Therefore, we need to keep whitespace in mind when creating the layout of your web page and content. Ensure that your web page isn’t cluttered or your audience will have difficulty reading the content. It has to be easy on the eyes so they can quickly scan and linger on content that interests them. And most importantly, so they can stay engaged.
There are many things you can test
- Line Spacing
- Paragraph vs Bulleted/Numbered List
- 4 box grid vs 1 column with 4 sections
- How sections are arranged: eg. Version A has form section at the top while Version B has form section at the end of the page (before FAQ)
Okay, so I’m not a designer. But I’m quite fussy with fonts.
If there’s an article that has small or hard-to-read font, I immediately close the page without bothering to read the content.
So the first thing you need to do is choose a legible font and ensure the size is readable. You can shortlist a few fonts that align with your brand.
Again, you can test things like
- Serif vs Sans-serif
- Font Size: This makes a lot of difference especially for older audiences who need bigger font like me hahaha
- Font Color
I would go a step further and also test things like
- Letter Spacing
- Font Weight/Style: Light, Regular, Bold, 600, 900
Colors are associated with different emotions and meanings.
- Blue: trust, peace
- Green: environment, organic, nature, health
- Yellow: happiness, fun, friendly
- Orange: warmth, urgency (not as intense or aggressive as red)
- Red: passion, excitement, power
- Black: luxury
Therefore, you might consider testing different color schemes and see which works best for your brand.
Or you could start simple and just test the color of your CTA button or font.
Button is another crucial element in web design. It’s like the middle man between your target audience and your products/services.
In addition to your CTA button, you might have a button to
- Scroll down the page
- Jump to the form section
Your buttons should first and foremost look clickable. It shouldn’t blend into the background. It needs to stand out. It should be prominent such that users can easily find these buttons. It needs to be direct so users know exactly what each button does.
In addition to testing button color, you can also test button shape, button location and button copy. You can also consider adding animation like making the button change color when a cursor hovers over it.
This is the overall design of the web page.
Consider how you want your target audience to feel when they land on the page. For example, you may want to change from a cold corporate design to a casual friendly design.
This means that everything has to change, from images to copy to color. And maybe even the layout too.
However, this is quite a big change since you’re changing many things at the same time. Hence, I wouldn’t recommend it because it’s hard to pinpoint which exact change improved or worsened the performance of your page.

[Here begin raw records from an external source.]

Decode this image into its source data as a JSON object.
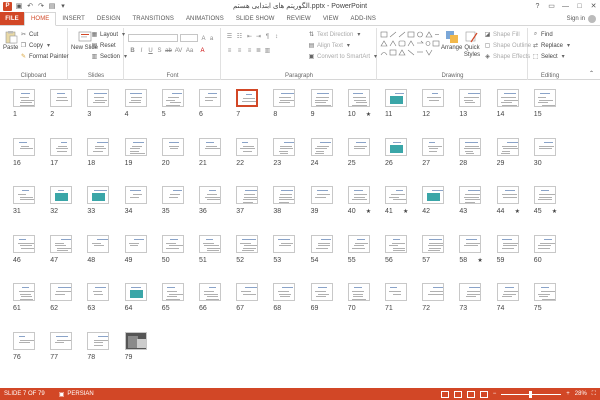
{
  "window": {
    "title": "الگوریتم های ابتدایی هستم.pptx - PowerPoint",
    "controls": [
      "?",
      "▭",
      "—",
      "□",
      "✕"
    ]
  },
  "tabs": [
    {
      "label": "FILE"
    },
    {
      "label": "HOME"
    },
    {
      "label": "INSERT"
    },
    {
      "label": "DESIGN"
    },
    {
      "label": "TRANSITIONS"
    },
    {
      "label": "ANIMATIONS"
    },
    {
      "label": "SLIDE SHOW"
    },
    {
      "label": "REVIEW"
    },
    {
      "label": "VIEW"
    },
    {
      "label": "ADD-INS"
    }
  ],
  "active_tab": "HOME",
  "sign_in": "Sign in",
  "ribbon": {
    "clipboard": {
      "label": "Clipboard",
      "paste": "Paste",
      "cut": "Cut",
      "copy": "Copy",
      "format_painter": "Format Painter"
    },
    "slides": {
      "label": "Slides",
      "new_slide": "New Slide",
      "layout": "Layout",
      "reset": "Reset",
      "section": "Section"
    },
    "font": {
      "label": "Font"
    },
    "paragraph": {
      "label": "Paragraph",
      "text_direction": "Text Direction",
      "align_text": "Align Text",
      "convert_smartart": "Convert to SmartArt"
    },
    "drawing": {
      "label": "Drawing",
      "arrange": "Arrange",
      "quick_styles": "Quick Styles",
      "shape_fill": "Shape Fill",
      "shape_outline": "Shape Outline",
      "shape_effects": "Shape Effects"
    },
    "editing": {
      "label": "Editing",
      "find": "Find",
      "replace": "Replace",
      "select": "Select"
    }
  },
  "slides": {
    "selected": 7,
    "starred": [
      10,
      40,
      41,
      44,
      45,
      58
    ],
    "teal": [
      11,
      26,
      32,
      33,
      42,
      64
    ],
    "photo": [
      79
    ],
    "total": 79
  },
  "status": {
    "slide_indicator": "SLIDE 7 OF 79",
    "language": "PERSIAN",
    "zoom": "28%",
    "zoom_fraction": 0.48
  },
  "colors": {
    "accent": "#d24726",
    "teal": "#3aa6a8"
  }
}
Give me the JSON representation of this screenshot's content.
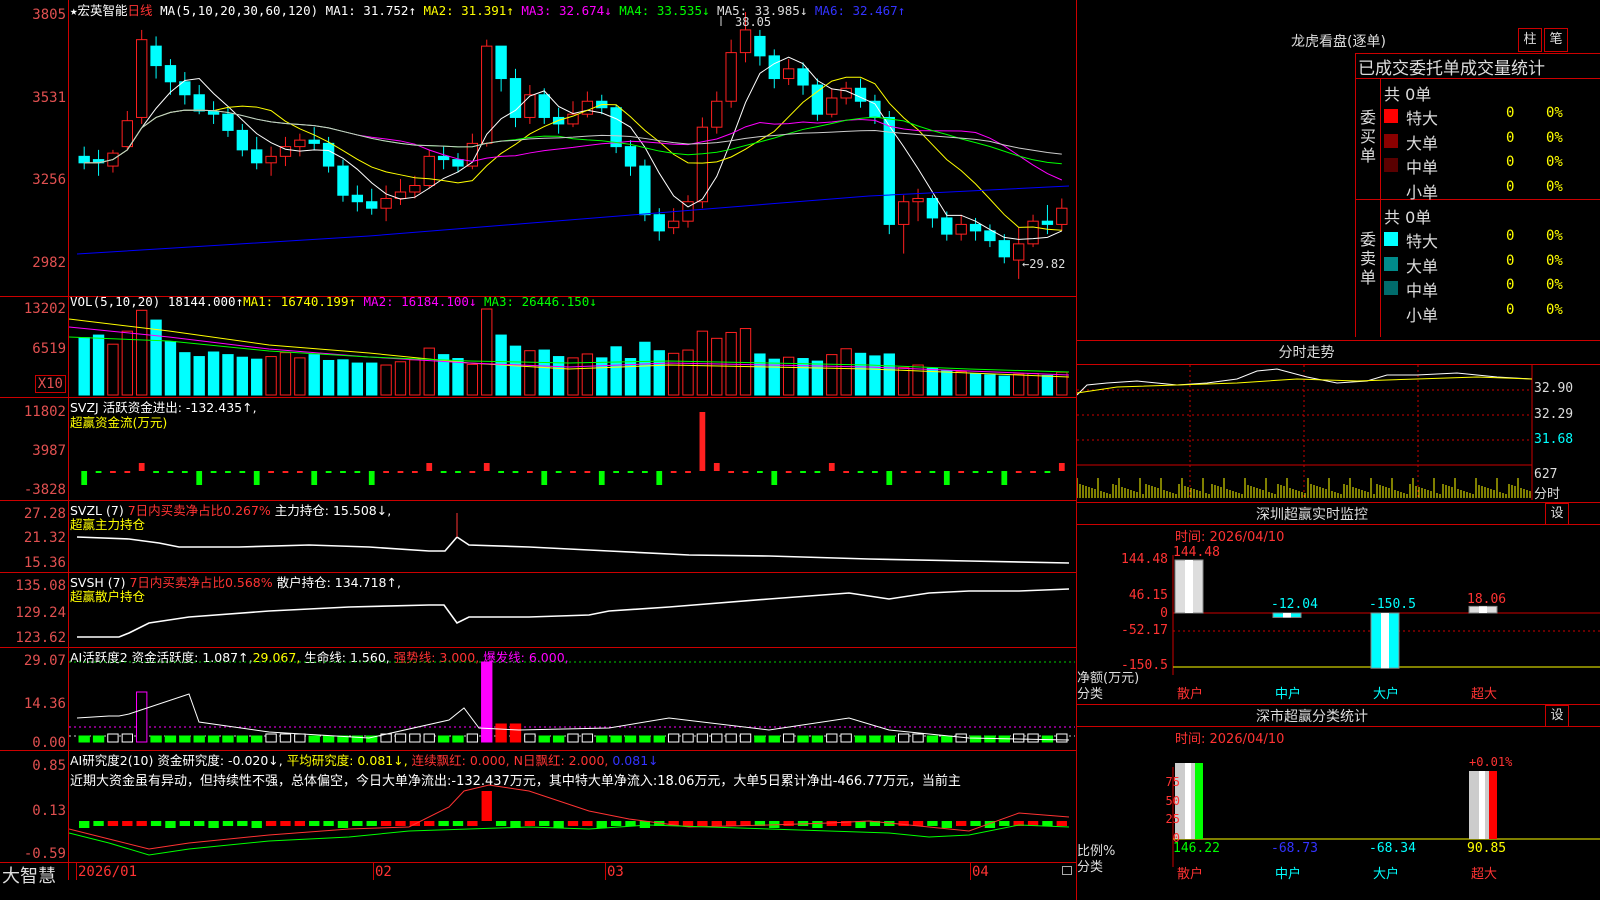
{
  "left_axis": {
    "price": [
      "3805",
      "3531",
      "3256",
      "2982"
    ],
    "vol": [
      "13202",
      "6519"
    ],
    "vol_unit": "X10",
    "svzj": [
      "11802",
      "3987",
      "-3828"
    ],
    "svzl": [
      "27.28",
      "21.32",
      "15.36"
    ],
    "svsh": [
      "135.08",
      "129.24",
      "123.62"
    ],
    "ai1": [
      "29.07",
      "14.36",
      "0.00"
    ],
    "ai2": [
      "0.85",
      "0.13",
      "-0.59"
    ]
  },
  "price_header": {
    "star": "★",
    "name": "宏英智能",
    "period": "日线",
    "ma_def": "MA(5,10,20,30,60,120)",
    "ma1": "MA1: 31.752↑",
    "ma2": "MA2: 31.391↑",
    "ma3": "MA3: 32.674↓",
    "ma4": "MA4: 33.535↓",
    "ma5": "MA5: 33.985↓",
    "ma6": "MA6: 32.467↑"
  },
  "price_annot": {
    "high": "38.05",
    "low": "29.82"
  },
  "vol_header": {
    "def": "VOL(5,10,20)",
    "val": "18144.000↑",
    "ma1": "MA1: 16740.199↑",
    "ma2": "MA2: 16184.100↓",
    "ma3": "MA3: 26446.150↓"
  },
  "svzj_header": {
    "l1": "SVZJ  活跃资金进出: -132.435↑,",
    "l2": "超赢资金流(万元)"
  },
  "svzl_header": {
    "a": "SVZL (7)",
    "b": "7日内买卖净占比0.267%",
    "c": "主力持仓: 15.508↓,",
    "l2": "超赢主力持仓"
  },
  "svsh_header": {
    "a": "SVSH (7)",
    "b": "7日内买卖净占比0.568%",
    "c": "散户持仓: 134.718↑,",
    "l2": "超赢散户持仓"
  },
  "ai1_header": {
    "a": "AI活跃度2 资金活跃度: 1.087↑,",
    "b": "29.067,",
    "c": "生命线: 1.560,",
    "d": "强势线: 3.000,",
    "e": "爆发线: 6.000,"
  },
  "ai2_header": {
    "a": "AI研究度2(10) 资金研究度: -0.020↓,",
    "b": "平均研究度: 0.081↓,",
    "c": "连续飘红: 0.000,",
    "d": "N日飘红: 2.000,",
    "e": "0.081↓"
  },
  "ai2_text": "近期大资金虽有异动，但持续性不强，总体偏空，今日大单净流出:-132.437万元，其中特大单净流入:18.06万元，大单5日累计净出-466.77万元，当前主",
  "x_axis": {
    "brand": "大智慧",
    "d1": "2026/01",
    "d2": "02",
    "d3": "03",
    "d4": "04"
  },
  "panel_lh": {
    "title": "龙虎看盘(逐单)",
    "btn1": "柱",
    "btn2": "笔",
    "subtitle": "已成交委托单成交量统计",
    "buy_side": "委买单",
    "sell_side": "委卖单",
    "buy_total": "共 0单",
    "sell_total": "共 0单",
    "buy_rows": [
      {
        "label": "特大",
        "v": "0",
        "p": "0%",
        "color": "#ff0000"
      },
      {
        "label": "大单",
        "v": "0",
        "p": "0%",
        "color": "#8b0000"
      },
      {
        "label": "中单",
        "v": "0",
        "p": "0%",
        "color": "#5a0000"
      },
      {
        "label": "小单",
        "v": "0",
        "p": "0%",
        "color": "#000000"
      }
    ],
    "sell_rows": [
      {
        "label": "特大",
        "v": "0",
        "p": "0%",
        "color": "#00ffff"
      },
      {
        "label": "大单",
        "v": "0",
        "p": "0%",
        "color": "#008b8b"
      },
      {
        "label": "中单",
        "v": "0",
        "p": "0%",
        "color": "#006b6b"
      },
      {
        "label": "小单",
        "v": "0",
        "p": "0%",
        "color": "#000000"
      }
    ]
  },
  "panel_fs": {
    "title": "分时走势",
    "p1": "32.90",
    "p2": "32.29",
    "p3": "31.68",
    "vol": "627",
    "unit": "分时"
  },
  "panel_rt": {
    "title": "深圳超赢实时监控",
    "btn": "设",
    "time": "时间: 2026/04/10",
    "yaxis": [
      "144.48",
      "46.15",
      "0",
      "-52.17",
      "-150.5"
    ],
    "ylabel1": "净额(万元)",
    "ylabel2": "分类",
    "bars": [
      {
        "label": "散户",
        "value": "144.48"
      },
      {
        "label": "中户",
        "value": "-12.04"
      },
      {
        "label": "大户",
        "value": "-150.5"
      },
      {
        "label": "超大",
        "value": "18.06"
      }
    ]
  },
  "panel_cs": {
    "title": "深市超赢分类统计",
    "btn": "设",
    "time": "时间: 2026/04/10",
    "yaxis": [
      "75",
      "50",
      "25",
      "0"
    ],
    "ylabel1": "比例%",
    "ylabel2": "分类",
    "top_label": "+0.01%",
    "values": [
      "146.22",
      "-68.73",
      "-68.34",
      "90.85"
    ],
    "cats": [
      "散户",
      "中户",
      "大户",
      "超大"
    ]
  },
  "colors": {
    "up": "#ff2020",
    "down": "#00ffff",
    "grid": "#c00000",
    "ma1": "#ffffff",
    "ma2": "#ffff00",
    "ma3": "#ff00ff",
    "ma4": "#00ff00",
    "ma5": "#cccccc",
    "ma6": "#0000ff"
  },
  "chart_data": {
    "type": "candlestick",
    "series_note": "",
    "candles": [
      [
        33.6,
        33.4,
        33.9,
        33.2
      ],
      [
        33.5,
        33.4,
        33.8,
        33.0
      ],
      [
        33.3,
        33.7,
        33.8,
        33.1
      ],
      [
        33.9,
        34.7,
        35.0,
        33.8
      ],
      [
        34.8,
        37.2,
        37.5,
        34.6
      ],
      [
        37.0,
        36.4,
        37.3,
        36.0
      ],
      [
        36.4,
        35.9,
        36.6,
        35.5
      ],
      [
        35.9,
        35.5,
        36.2,
        35.2
      ],
      [
        35.5,
        35.0,
        35.8,
        34.9
      ],
      [
        35.0,
        34.9,
        35.3,
        34.6
      ],
      [
        34.9,
        34.4,
        35.1,
        34.2
      ],
      [
        34.4,
        33.8,
        34.6,
        33.6
      ],
      [
        33.8,
        33.4,
        34.2,
        33.2
      ],
      [
        33.4,
        33.6,
        33.9,
        33.0
      ],
      [
        33.6,
        33.9,
        34.2,
        33.3
      ],
      [
        33.9,
        34.1,
        34.3,
        33.6
      ],
      [
        34.1,
        34.0,
        34.5,
        33.8
      ],
      [
        34.0,
        33.3,
        34.2,
        33.1
      ],
      [
        33.3,
        32.4,
        33.5,
        32.2
      ],
      [
        32.4,
        32.2,
        32.7,
        31.9
      ],
      [
        32.2,
        32.0,
        32.6,
        31.8
      ],
      [
        32.0,
        32.3,
        32.7,
        31.6
      ],
      [
        32.3,
        32.5,
        32.9,
        32.1
      ],
      [
        32.5,
        32.7,
        33.0,
        32.3
      ],
      [
        32.7,
        33.6,
        33.8,
        32.6
      ],
      [
        33.6,
        33.5,
        33.9,
        33.2
      ],
      [
        33.5,
        33.3,
        33.7,
        33.1
      ],
      [
        33.3,
        34.0,
        34.3,
        33.2
      ],
      [
        34.0,
        37.0,
        37.2,
        33.9
      ],
      [
        37.0,
        36.0,
        37.0,
        35.6
      ],
      [
        36.0,
        34.8,
        36.3,
        34.5
      ],
      [
        34.8,
        35.5,
        35.8,
        34.6
      ],
      [
        35.5,
        34.8,
        35.7,
        34.6
      ],
      [
        34.8,
        34.6,
        35.1,
        34.3
      ],
      [
        34.6,
        34.9,
        35.3,
        34.5
      ],
      [
        34.9,
        35.3,
        35.6,
        34.8
      ],
      [
        35.3,
        35.1,
        35.5,
        34.9
      ],
      [
        35.1,
        33.9,
        35.2,
        33.7
      ],
      [
        33.9,
        33.3,
        34.1,
        33.0
      ],
      [
        33.3,
        31.8,
        33.5,
        31.6
      ],
      [
        31.8,
        31.3,
        32.0,
        31.0
      ],
      [
        31.4,
        31.6,
        32.0,
        31.2
      ],
      [
        31.6,
        32.2,
        32.4,
        31.4
      ],
      [
        32.2,
        34.5,
        34.8,
        32.0
      ],
      [
        34.5,
        35.3,
        35.6,
        34.3
      ],
      [
        35.3,
        36.8,
        37.2,
        35.1
      ],
      [
        36.8,
        37.5,
        38.05,
        36.5
      ],
      [
        37.3,
        36.7,
        37.5,
        36.4
      ],
      [
        36.7,
        36.0,
        36.9,
        35.7
      ],
      [
        36.0,
        36.3,
        36.6,
        35.8
      ],
      [
        36.3,
        35.8,
        36.5,
        35.5
      ],
      [
        35.8,
        34.9,
        36.0,
        34.7
      ],
      [
        34.9,
        35.4,
        35.7,
        34.8
      ],
      [
        35.4,
        35.7,
        35.9,
        35.2
      ],
      [
        35.7,
        35.3,
        36.0,
        35.1
      ],
      [
        35.3,
        34.8,
        35.5,
        34.6
      ],
      [
        34.8,
        31.5,
        35.0,
        31.2
      ],
      [
        31.5,
        32.2,
        32.4,
        30.6
      ],
      [
        32.2,
        32.3,
        32.6,
        31.6
      ],
      [
        32.3,
        31.7,
        32.4,
        31.4
      ],
      [
        31.7,
        31.2,
        31.9,
        31.0
      ],
      [
        31.2,
        31.5,
        31.8,
        31.0
      ],
      [
        31.5,
        31.3,
        31.7,
        31.0
      ],
      [
        31.3,
        31.0,
        31.5,
        30.8
      ],
      [
        31.0,
        30.5,
        31.2,
        30.3
      ],
      [
        30.4,
        30.9,
        31.4,
        29.82
      ],
      [
        30.9,
        31.6,
        31.8,
        30.8
      ],
      [
        31.6,
        31.5,
        32.1,
        31.2
      ],
      [
        31.5,
        32.0,
        32.3,
        31.3
      ]
    ],
    "volume": [
      8800,
      9200,
      7800,
      9800,
      13000,
      11500,
      8200,
      6500,
      5900,
      6600,
      6200,
      5800,
      5500,
      5900,
      6500,
      5700,
      6200,
      5300,
      5400,
      4900,
      4900,
      4600,
      5100,
      5400,
      7200,
      6200,
      5600,
      4700,
      13202,
      9200,
      7500,
      6800,
      6900,
      5900,
      5700,
      6300,
      5700,
      7400,
      5600,
      8100,
      6800,
      6400,
      6900,
      9800,
      8700,
      9600,
      10200,
      6300,
      5500,
      5800,
      5600,
      5200,
      6200,
      7100,
      6400,
      6000,
      6300,
      4200,
      4600,
      4100,
      3700,
      3600,
      3300,
      3100,
      2900,
      3200,
      3300,
      3000,
      3500
    ],
    "ma_values": {
      "MA1": "31.752",
      "MA2": "31.391",
      "MA3": "32.674",
      "MA4": "33.535",
      "MA5": "33.985",
      "MA6": "32.467"
    },
    "high_label": "38.05",
    "low_label": "29.82",
    "ylim": [
      29.6,
      38.3
    ]
  }
}
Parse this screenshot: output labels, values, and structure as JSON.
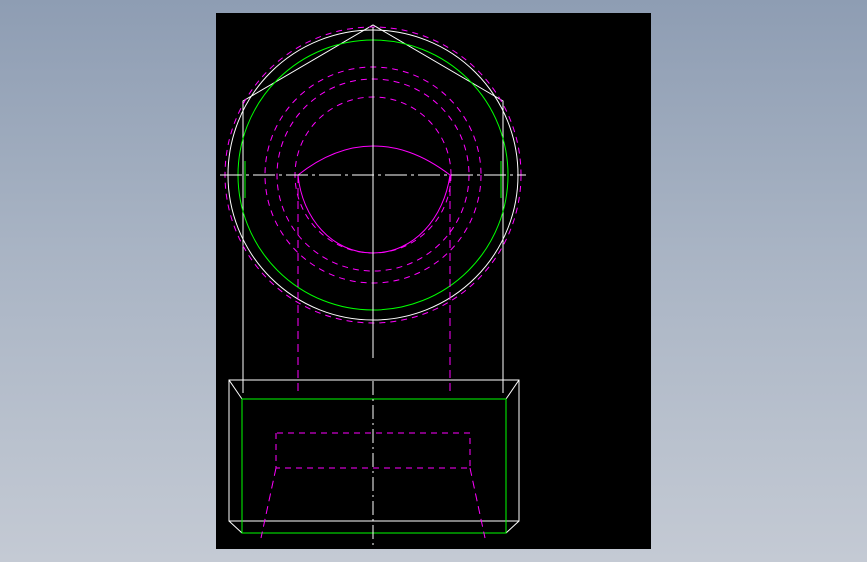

Moreover, you should have already discussed or reached a consensus on what the overall style should be like when you launched your website (which probably aligns with your brand).
Bonus Tip: Test One Element At A Time
As mentioned earlier, you shouldn’t be changing many things at the same time because this complicates the result. You wouldn’t be able to conclude confidently that the result was caused by the change in image or copy because you changed so many elements.
Thus, it’s better to just test 1 element at a time. This makes it easier to attribute the results.
If you have time or budget constraints, I highly recommend that you test the following 3 elements. They have the strongest impact on conversions.
- Call-To-Action (CTA)
- Hero Image
Bonus Tip: Analyze Your A/B Test Results
After running your A/B test, you will need to analyze the results. Depending on your objective, you might evaluate performance based on certain metrics.
The key is to continuously learn from the A/B tests and optimize your website.
There are many tools you can use to analyze the results such as Divi Leads from Elegant Themes.
Now It’s Your Turn
Have you run an A/B experiment on your website? What elements did you test? How was the performance?
Do you have any tips to share about A/B testing?